James Lewis has a lot on his mind. And he’s not afraid to share it. In fact, he thinks it’s a musician’s obligation to do so. “As artists, we have a responsibility to report what we see to the world” he says, because he believes the media will only tell us what they want us to hear. And right now, James sees the world as a slightly dark and chaotic place. As the lead singer and songwriter of Hurt and the Heartbeat, he shares hurt, pain, suffering, happiness and joy. He is of the mindset that it all keeps us in balance, like some great cosmic yin and yang. That is really the essence of his band’s name. There is the yin, which is hurt, but there is also the yang, that heartbeat that keeps the blood moving and pushes the body and mind ever onward, towards healing. And that’s the thing. James Lewis is an eternal optimist, with an unshakeable faith in the power of positive thought. He believes that the only way to truly effect change is to spread positivity to each and every individual; and because we are all interconnected, it’ll spread like a contagion. And if he has his way, his band will be the next big epidemic.
Hurt and the Heartbeat originated ten years ago, when James met bassist Raundi Moore Kondo in the park while strumming the guitar in what James refers to as an “organic happening.” But then they drifted apart. Fast forward to two years ago, when James moved into an apartment with rhythm guitarist Richard Cadman, and the two of them focused on working up as much material as possible. James reconnected with Raundi, and they booked their first shows. However, they still needed a drummer. With fortune smiling upon him, James basically ran into drummer Timo Prietto on the street. As James tells it, “Timo just had that energetic look of a musician.” And just like that, the core lineup of Hurt and the Heartbeat fell into place.
James is adamant about not having Hurt and the Heartbeat pigeonholed into any particular style of music. “The most boring question is ‘what genre are you?’” he states bluntly. He prefers to walk out on stage and perform to a crowd that has an unadulterated point of view. Hurt and the Heartbeat has purposefully kept their website and Facebook page devoid of any description of their sound. Therefore, there will be no such spoilers here. Instead, here are some examples of what Hurt and the Heartbeat DON’T sound like: Tool, Outkast, and Rammstein. Hurt and the Heartbeat’s music will make you want to drive through the California desert with nothing on the horizon but endless highway and the late afternoon sun, brilliant and glowing in the sky.
Hurt and the Heartbeat truly want people to react to what they are hearing in the moment. And if James has his way, what people will be reacting to is raw emotion. For him, the emotion of the song is much more important than the sound quality. As James describes it, he has had a rather turbulent relationship with music, even going so far as to give up playing guitar or writing songs for ten years. And then he realized that he was much better off emoting his problems through music. “I’m just like everyone else,” James claims, “F*cked up and trying to deal with my pain on stage instead of with alcohol and drugs.” His openness is refreshing, and he tries to bring that to stage every time Hurt and the Heartbeat performs.
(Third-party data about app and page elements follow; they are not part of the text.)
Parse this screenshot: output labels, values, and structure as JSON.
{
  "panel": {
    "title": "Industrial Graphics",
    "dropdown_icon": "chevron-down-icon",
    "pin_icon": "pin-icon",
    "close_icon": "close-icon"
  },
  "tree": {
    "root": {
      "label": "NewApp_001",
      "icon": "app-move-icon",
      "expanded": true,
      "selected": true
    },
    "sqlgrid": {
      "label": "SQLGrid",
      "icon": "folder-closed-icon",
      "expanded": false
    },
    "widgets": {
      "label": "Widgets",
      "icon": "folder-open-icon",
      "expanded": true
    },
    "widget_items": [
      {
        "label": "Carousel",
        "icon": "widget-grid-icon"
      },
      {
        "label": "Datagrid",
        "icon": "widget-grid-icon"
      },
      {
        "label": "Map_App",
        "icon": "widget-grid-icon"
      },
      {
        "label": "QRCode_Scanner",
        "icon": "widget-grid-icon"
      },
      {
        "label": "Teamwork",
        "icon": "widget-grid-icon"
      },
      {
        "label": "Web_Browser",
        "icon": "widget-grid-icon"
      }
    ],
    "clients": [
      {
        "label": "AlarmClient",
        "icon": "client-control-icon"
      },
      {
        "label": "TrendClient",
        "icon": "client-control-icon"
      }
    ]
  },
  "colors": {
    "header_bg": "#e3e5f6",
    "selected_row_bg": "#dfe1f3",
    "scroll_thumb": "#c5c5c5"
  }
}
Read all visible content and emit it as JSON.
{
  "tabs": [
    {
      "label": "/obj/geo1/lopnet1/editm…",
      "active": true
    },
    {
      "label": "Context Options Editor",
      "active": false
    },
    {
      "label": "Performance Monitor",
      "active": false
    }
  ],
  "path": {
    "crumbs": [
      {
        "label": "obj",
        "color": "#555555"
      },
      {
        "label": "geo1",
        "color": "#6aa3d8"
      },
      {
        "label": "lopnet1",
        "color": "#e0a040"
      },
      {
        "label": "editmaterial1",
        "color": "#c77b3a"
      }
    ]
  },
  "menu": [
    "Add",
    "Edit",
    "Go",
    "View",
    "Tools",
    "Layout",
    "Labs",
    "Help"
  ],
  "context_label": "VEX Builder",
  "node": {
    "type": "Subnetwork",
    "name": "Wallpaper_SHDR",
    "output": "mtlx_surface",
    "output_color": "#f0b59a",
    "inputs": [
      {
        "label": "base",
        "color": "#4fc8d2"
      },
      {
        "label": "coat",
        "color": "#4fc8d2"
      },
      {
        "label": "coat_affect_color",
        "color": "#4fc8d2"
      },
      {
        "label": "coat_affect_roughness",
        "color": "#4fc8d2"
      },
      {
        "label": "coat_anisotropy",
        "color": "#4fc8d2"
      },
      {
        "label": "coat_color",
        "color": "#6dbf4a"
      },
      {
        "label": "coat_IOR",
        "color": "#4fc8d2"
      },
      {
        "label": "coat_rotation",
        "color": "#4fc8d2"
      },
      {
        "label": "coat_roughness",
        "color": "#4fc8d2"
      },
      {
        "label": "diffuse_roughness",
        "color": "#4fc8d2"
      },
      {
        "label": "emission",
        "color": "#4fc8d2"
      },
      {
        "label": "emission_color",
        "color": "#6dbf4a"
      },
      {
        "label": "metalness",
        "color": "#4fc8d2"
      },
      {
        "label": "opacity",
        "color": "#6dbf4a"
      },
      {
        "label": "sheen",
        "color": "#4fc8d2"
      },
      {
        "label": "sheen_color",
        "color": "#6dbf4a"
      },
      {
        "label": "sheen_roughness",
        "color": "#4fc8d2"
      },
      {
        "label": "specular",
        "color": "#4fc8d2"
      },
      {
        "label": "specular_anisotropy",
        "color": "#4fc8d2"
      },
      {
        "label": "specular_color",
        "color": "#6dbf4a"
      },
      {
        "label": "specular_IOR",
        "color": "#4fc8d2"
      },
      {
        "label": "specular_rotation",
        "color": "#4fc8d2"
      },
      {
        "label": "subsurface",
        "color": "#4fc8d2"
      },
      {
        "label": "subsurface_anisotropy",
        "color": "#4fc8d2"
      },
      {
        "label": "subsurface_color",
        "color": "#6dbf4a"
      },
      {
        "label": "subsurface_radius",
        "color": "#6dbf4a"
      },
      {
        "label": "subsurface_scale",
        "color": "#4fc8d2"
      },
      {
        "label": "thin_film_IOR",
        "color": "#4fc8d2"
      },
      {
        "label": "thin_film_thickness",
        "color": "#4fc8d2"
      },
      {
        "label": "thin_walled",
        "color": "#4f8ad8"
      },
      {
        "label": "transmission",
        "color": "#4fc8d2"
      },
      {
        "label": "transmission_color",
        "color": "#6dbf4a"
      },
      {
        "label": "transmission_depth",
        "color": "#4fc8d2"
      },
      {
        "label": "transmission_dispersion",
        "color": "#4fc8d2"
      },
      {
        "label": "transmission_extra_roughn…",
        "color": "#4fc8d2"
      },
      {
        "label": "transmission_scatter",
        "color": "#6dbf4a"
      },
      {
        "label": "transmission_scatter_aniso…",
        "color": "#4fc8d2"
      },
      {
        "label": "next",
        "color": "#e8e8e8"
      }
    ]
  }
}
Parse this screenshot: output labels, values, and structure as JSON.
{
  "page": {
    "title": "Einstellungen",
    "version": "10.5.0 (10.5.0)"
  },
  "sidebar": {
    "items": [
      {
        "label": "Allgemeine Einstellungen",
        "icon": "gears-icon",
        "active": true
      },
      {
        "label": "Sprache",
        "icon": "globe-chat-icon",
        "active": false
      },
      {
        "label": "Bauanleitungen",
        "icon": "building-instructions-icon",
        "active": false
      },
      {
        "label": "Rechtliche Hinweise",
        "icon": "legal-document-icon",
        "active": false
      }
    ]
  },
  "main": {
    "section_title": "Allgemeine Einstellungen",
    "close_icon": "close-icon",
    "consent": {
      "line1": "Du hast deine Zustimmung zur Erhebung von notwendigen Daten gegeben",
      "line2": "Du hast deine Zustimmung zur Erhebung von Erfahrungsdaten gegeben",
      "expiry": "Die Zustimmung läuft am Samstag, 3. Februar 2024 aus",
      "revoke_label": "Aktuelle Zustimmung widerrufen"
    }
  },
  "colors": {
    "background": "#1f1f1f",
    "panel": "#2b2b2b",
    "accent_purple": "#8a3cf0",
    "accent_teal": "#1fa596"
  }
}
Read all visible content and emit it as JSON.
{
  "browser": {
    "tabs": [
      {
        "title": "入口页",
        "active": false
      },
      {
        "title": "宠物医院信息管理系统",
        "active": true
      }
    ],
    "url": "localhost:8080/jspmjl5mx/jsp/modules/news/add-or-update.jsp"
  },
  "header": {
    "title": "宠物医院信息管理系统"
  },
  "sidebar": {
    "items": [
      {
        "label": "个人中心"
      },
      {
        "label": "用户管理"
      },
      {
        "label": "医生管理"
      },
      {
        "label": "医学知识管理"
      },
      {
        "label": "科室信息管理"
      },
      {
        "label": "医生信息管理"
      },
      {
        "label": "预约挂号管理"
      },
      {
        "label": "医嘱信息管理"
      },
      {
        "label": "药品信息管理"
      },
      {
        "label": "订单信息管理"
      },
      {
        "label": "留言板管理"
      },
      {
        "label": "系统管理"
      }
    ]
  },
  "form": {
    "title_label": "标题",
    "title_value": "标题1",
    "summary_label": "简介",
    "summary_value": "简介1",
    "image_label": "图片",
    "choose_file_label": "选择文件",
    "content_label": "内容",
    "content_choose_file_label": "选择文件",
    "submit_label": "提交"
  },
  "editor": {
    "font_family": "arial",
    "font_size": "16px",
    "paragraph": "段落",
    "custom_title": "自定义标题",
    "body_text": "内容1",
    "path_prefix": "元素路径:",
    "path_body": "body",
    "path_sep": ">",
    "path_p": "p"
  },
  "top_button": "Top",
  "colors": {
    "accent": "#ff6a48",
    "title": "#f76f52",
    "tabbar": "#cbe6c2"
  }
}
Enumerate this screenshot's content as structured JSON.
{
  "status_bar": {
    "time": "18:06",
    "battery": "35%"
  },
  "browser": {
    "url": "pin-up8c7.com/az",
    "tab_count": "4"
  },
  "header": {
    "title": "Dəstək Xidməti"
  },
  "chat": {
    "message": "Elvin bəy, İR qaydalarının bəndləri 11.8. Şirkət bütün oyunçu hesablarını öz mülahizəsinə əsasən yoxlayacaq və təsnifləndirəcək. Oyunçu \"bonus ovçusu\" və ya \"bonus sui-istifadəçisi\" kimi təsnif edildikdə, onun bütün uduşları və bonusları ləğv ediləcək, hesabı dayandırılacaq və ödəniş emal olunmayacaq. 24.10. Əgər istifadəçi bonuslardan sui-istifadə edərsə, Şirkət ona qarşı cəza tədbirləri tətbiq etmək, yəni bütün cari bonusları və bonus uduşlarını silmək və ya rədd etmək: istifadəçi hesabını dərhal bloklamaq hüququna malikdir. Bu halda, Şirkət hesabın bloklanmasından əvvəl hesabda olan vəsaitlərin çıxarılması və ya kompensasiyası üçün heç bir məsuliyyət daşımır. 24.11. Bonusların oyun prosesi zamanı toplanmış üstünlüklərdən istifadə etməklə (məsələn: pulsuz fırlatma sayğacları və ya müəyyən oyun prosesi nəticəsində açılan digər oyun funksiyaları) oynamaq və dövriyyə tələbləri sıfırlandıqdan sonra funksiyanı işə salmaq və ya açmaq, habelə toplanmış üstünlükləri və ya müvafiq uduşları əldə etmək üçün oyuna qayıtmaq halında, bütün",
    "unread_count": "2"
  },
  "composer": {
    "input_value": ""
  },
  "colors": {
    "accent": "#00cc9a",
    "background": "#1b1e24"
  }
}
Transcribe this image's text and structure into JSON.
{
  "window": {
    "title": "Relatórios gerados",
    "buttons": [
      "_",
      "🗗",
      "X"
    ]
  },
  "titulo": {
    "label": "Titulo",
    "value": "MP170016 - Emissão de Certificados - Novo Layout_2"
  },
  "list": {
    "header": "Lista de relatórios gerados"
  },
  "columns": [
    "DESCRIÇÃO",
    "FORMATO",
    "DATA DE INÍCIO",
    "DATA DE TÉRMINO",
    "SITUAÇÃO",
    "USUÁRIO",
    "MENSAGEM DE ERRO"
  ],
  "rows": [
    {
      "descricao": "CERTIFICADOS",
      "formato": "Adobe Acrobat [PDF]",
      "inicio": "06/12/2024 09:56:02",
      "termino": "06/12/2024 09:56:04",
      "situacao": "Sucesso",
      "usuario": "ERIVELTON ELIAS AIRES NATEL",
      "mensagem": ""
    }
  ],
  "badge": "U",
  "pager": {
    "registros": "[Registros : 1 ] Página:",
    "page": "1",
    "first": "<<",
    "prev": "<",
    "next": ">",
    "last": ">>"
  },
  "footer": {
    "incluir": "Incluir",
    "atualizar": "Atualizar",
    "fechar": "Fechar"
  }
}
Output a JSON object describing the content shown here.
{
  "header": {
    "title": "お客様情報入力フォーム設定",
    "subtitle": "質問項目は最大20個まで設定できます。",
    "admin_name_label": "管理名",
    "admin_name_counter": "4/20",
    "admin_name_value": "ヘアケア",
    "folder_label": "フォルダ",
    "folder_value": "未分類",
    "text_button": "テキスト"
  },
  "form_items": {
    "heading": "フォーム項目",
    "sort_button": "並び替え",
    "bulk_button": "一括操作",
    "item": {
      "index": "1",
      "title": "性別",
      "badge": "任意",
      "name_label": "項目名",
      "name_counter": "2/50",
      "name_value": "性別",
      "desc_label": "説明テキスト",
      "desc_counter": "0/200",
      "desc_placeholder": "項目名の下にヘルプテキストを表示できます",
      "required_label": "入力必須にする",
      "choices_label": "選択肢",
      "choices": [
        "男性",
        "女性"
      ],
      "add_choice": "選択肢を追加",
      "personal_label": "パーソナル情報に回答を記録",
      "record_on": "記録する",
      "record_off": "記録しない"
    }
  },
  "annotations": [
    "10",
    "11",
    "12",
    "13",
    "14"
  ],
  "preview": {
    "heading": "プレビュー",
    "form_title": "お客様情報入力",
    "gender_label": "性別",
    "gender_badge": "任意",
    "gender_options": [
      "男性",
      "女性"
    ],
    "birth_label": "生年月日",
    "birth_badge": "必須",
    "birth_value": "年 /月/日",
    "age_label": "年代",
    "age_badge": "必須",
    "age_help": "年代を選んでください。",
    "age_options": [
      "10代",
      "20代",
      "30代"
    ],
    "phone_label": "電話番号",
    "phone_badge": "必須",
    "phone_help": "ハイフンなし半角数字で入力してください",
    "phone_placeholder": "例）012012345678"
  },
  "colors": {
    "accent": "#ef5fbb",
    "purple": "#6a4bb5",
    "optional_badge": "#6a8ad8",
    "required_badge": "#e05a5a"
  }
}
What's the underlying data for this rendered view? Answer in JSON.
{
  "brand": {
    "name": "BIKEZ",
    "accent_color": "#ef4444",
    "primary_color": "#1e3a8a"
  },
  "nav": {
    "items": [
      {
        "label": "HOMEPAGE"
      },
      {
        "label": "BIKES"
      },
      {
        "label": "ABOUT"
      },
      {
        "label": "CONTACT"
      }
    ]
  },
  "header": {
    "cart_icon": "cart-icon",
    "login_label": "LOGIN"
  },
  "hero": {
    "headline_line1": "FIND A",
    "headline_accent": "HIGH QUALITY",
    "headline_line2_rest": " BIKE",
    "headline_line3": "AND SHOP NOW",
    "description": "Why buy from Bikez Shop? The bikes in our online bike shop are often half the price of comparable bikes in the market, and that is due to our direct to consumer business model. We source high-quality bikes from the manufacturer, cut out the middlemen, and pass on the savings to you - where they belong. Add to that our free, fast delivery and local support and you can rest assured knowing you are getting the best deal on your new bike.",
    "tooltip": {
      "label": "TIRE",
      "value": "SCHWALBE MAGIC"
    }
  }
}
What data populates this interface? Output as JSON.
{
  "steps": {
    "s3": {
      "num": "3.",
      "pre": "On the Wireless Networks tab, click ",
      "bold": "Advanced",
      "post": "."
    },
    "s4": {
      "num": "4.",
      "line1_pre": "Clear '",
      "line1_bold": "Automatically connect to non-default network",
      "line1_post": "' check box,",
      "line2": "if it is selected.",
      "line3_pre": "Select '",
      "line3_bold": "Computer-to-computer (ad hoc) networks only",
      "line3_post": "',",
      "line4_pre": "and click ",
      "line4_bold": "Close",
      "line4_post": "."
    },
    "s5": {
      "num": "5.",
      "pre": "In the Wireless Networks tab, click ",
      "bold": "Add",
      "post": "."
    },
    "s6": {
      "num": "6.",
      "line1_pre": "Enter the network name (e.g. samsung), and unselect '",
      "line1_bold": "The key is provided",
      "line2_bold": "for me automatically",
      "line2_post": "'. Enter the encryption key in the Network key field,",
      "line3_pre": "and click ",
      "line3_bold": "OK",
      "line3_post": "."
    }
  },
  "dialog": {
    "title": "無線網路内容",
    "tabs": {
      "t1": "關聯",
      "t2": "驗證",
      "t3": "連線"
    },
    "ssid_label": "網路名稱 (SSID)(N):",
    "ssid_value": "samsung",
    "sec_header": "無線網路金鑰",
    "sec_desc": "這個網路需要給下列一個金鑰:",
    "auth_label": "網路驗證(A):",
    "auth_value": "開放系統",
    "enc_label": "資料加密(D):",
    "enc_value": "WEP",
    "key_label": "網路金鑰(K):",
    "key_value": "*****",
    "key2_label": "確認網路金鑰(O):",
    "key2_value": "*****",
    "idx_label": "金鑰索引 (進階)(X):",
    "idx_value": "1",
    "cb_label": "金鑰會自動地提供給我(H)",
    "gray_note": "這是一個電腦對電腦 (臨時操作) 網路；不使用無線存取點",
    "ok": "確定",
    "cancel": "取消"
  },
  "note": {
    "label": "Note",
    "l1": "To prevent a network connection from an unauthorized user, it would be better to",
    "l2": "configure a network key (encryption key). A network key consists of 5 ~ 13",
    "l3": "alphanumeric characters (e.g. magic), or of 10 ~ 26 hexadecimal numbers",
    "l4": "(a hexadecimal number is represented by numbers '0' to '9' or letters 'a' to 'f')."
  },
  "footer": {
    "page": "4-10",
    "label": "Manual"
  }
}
At the time being, Hurt and the Heartbeat are trying to slow down their performance schedule to focus on recording. James says that they are writing their second album, and he already has the songs for a third album in the works. So see them live soon, while they’re still gigging incessantly. Chances are you will find their passion, honesty and energy highly infectious.
See Hurt and the Heartbeat at Groove International’s Sunday Funday Bash on July 12 (House of Blues-Main Stage, Anaheim, CA).